Everyone is affected, since all the leading food, beverage and supermarket chains have developed a sophisticated apparatus to promote and sell their products. However, communities of color suffer disproportionately from obesity and other nutrition-related health problems, and they may find themselves further at risk as a result of the double dose of marketing they're receiving from both mainstream campaigns and those that are being targeted at them directly. Digital marketers have developed a variety of practices to help them more precisely target communities of color, using racial, ethnic, location, financial and other data.
What makes Big Data marketing more pernicious than traditional forms of marketing, like television ads and billboards?
This is a highly personalized and pervasive form of marketing that learns about you, tracks you wherever you go, analyzes what you say to friends and family, and knows what products you buy. It's how the "Mad Men" (and women) of the 21st Century advertise to us. Such data-driven marketing is also changing the way ads are delivered on TV, and even on billboards.
What type of research do you think is most urgently needed in this area?
Online marketers combine the data they have on individuals and communities with techniques—such as neuromarketing—designed to influence our emotions and unconscious. We need research to understand how today's marketing environment is impacting the health and well-being of the public.
What interventions are needed from the public health community to challenge these potentially harmful data-driven marketing techniques?
Public health researchers should make the examination of the role of Big Data and digital marketing a priority issue.
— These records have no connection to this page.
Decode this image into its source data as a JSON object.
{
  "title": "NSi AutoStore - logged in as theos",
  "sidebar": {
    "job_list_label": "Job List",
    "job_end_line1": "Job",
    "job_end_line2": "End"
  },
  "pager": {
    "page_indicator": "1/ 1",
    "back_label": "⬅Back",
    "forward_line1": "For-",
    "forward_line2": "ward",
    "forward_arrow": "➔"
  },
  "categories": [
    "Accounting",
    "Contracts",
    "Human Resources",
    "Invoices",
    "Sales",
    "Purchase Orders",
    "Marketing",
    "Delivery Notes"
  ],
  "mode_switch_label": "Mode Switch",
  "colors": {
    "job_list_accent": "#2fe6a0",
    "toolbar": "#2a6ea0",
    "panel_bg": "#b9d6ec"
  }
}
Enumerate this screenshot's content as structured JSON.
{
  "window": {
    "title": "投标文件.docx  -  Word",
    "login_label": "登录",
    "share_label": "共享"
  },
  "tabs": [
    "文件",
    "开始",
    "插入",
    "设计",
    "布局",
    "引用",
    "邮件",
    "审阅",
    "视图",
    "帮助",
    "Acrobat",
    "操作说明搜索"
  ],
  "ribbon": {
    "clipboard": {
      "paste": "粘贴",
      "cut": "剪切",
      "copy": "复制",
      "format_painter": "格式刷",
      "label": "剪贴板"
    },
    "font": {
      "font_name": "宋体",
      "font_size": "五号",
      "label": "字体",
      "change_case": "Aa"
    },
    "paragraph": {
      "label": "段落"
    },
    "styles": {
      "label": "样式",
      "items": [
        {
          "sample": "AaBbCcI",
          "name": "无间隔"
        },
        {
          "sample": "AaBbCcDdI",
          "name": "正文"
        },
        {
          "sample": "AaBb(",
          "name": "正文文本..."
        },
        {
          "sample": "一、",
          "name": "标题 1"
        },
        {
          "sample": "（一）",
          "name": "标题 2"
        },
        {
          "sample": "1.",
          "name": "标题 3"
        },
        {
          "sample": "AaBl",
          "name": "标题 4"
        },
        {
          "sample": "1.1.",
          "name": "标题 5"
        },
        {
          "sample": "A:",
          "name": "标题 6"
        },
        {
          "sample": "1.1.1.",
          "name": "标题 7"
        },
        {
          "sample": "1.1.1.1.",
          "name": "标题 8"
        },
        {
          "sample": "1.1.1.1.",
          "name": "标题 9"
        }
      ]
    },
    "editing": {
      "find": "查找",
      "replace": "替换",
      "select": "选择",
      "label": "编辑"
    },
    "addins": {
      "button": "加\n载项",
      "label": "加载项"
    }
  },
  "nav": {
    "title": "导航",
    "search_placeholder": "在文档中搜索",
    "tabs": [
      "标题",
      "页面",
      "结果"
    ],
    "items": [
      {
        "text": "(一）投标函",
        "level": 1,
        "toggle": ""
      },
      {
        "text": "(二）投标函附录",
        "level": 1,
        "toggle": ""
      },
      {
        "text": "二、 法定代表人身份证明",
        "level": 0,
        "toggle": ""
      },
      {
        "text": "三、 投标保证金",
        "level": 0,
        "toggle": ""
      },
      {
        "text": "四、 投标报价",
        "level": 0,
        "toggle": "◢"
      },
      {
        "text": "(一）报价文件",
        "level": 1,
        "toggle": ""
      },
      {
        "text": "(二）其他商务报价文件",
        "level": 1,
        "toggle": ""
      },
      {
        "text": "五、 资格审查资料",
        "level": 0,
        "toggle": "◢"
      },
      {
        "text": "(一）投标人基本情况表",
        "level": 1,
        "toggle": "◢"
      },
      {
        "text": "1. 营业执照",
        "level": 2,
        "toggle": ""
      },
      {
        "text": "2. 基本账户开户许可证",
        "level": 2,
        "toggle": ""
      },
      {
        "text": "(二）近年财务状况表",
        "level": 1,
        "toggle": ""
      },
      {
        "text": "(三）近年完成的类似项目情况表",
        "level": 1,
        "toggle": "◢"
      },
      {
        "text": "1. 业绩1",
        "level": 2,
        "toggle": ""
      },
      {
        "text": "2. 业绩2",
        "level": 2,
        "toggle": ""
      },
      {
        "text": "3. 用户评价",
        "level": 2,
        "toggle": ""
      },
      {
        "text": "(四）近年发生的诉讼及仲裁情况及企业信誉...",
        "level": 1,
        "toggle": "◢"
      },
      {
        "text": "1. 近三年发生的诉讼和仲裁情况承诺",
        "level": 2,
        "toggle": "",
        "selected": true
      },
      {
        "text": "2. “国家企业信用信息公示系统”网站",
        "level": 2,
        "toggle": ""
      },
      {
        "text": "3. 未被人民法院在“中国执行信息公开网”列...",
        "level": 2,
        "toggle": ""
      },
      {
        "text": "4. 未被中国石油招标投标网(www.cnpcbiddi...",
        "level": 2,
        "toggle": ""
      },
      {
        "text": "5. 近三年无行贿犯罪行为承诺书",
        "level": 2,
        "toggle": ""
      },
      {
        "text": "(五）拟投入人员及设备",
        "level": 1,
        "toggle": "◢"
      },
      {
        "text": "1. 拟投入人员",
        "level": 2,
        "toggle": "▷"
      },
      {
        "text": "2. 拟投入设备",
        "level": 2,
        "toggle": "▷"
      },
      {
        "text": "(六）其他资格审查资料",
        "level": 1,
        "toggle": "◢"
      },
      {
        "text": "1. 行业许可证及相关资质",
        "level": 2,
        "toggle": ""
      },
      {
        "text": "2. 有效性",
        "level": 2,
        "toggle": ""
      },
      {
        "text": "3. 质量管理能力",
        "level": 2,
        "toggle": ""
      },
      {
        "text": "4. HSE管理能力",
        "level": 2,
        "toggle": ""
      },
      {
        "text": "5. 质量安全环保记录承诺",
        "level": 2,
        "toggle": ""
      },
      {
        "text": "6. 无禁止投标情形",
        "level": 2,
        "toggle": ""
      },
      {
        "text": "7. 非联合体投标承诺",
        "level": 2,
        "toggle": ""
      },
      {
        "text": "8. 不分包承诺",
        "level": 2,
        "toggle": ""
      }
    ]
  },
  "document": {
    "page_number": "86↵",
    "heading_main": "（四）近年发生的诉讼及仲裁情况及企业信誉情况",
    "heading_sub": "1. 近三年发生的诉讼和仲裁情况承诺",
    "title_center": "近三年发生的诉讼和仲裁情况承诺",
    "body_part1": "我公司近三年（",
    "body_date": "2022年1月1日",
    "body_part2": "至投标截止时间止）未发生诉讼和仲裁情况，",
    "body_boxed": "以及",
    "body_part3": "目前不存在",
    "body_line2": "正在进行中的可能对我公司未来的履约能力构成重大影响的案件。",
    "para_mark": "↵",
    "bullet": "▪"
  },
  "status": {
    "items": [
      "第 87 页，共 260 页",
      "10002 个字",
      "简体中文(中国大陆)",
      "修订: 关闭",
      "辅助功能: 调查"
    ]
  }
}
As a public health community, we need to gain a better understanding of how it will impact the personal health choices of Americans and what it will mean for our changing health delivery system. For example, researchers could identify the various ways that fast food and other marketers target young people and communities of color using digital marketing aimed at specific neighborhoods. This data can be accessible and could help foster new community-based interventions that reflect public health problems in the digital era.
To learn more about food and beverage marketing to kids and adolescents, check out the website of the Food Marketing Workgroup, a network of organizations and academic experts that BMSG coordinates with the Center for Science in the Public Interest (CSPI).
Daphne Marvel is a Communications Research Associate at PHI's Berkeley Media Studies Group.